Records provided:
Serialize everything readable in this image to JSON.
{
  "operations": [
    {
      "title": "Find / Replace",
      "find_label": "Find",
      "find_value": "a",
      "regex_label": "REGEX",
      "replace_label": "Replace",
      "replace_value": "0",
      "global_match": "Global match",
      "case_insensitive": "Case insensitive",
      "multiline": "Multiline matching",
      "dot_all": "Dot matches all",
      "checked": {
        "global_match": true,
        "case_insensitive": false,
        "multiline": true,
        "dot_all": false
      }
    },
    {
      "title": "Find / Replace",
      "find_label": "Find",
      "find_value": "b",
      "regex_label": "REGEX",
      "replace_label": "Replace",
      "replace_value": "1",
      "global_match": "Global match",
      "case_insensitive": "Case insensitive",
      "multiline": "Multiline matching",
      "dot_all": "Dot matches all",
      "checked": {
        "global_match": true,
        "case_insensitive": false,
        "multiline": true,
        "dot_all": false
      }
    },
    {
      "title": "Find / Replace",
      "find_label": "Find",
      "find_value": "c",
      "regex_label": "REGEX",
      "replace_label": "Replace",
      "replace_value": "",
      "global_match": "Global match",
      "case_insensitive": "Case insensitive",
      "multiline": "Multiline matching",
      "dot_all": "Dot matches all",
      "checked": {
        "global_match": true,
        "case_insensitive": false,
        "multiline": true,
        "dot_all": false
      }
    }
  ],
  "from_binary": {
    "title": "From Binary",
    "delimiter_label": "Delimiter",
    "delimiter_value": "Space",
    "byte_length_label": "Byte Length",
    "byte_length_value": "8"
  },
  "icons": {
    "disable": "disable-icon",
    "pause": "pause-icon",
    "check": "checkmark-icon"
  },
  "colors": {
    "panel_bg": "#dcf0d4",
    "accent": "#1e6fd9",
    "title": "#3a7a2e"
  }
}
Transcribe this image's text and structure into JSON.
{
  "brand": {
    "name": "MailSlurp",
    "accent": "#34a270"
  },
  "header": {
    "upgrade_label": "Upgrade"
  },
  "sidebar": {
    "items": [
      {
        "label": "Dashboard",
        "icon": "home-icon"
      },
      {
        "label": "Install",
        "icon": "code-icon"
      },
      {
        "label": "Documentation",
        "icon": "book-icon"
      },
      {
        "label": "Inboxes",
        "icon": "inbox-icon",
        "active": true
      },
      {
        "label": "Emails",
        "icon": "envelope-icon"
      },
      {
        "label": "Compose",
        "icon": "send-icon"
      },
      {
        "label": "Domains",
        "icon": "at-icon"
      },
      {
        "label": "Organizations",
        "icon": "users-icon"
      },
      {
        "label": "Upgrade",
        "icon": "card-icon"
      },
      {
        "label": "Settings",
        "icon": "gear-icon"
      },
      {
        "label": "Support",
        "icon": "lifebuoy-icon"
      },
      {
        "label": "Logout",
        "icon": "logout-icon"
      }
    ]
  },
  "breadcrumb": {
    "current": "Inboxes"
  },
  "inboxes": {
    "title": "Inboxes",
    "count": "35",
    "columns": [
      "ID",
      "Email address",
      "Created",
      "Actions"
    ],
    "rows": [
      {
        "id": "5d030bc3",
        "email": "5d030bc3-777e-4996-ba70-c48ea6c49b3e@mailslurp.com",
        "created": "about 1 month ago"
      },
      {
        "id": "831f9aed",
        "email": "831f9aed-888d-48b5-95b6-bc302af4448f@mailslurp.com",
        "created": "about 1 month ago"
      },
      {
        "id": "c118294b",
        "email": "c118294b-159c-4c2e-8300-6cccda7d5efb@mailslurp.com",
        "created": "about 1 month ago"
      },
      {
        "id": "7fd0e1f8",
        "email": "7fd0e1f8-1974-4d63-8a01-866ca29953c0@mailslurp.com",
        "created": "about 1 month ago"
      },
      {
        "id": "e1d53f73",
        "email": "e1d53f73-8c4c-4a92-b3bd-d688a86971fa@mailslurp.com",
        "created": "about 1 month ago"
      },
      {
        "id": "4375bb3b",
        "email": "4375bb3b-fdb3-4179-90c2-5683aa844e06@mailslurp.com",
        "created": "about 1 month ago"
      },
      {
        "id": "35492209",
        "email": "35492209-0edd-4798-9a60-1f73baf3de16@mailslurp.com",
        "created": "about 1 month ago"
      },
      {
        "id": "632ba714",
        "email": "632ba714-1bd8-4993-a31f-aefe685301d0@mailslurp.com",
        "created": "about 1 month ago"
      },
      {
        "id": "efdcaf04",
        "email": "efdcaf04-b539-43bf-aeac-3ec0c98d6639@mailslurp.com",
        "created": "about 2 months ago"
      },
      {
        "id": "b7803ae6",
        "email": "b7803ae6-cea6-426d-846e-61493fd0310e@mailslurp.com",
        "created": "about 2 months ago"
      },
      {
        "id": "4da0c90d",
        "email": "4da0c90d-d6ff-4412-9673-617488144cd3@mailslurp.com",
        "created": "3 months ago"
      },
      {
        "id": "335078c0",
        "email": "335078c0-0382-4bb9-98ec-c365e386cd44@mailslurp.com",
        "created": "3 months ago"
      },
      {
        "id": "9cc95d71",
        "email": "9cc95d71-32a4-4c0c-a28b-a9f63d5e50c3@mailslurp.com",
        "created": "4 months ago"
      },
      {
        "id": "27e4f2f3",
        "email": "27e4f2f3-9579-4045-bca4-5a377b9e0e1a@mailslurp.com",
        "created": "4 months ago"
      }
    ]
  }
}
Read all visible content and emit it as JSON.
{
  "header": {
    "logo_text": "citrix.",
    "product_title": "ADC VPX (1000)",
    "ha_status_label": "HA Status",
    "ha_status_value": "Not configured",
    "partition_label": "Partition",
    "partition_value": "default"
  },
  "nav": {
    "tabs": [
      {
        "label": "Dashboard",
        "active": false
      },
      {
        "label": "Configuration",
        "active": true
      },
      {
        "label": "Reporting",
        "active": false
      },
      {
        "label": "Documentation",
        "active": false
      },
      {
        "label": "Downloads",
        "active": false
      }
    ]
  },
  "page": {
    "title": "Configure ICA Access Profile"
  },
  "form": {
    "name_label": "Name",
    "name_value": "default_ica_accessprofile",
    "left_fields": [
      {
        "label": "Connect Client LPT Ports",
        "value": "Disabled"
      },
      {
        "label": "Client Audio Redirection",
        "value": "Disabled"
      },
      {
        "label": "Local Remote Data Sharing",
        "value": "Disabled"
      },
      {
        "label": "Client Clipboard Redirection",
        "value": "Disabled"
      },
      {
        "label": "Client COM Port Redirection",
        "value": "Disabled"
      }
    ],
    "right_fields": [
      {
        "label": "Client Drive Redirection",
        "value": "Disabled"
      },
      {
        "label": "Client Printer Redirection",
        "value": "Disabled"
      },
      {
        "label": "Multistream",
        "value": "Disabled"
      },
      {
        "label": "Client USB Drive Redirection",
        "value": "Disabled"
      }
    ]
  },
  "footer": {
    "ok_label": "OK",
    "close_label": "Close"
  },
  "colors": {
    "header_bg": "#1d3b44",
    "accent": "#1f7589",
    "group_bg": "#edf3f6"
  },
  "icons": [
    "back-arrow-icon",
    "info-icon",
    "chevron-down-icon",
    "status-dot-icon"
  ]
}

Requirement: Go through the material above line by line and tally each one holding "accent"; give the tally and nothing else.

Response for this exercise: 3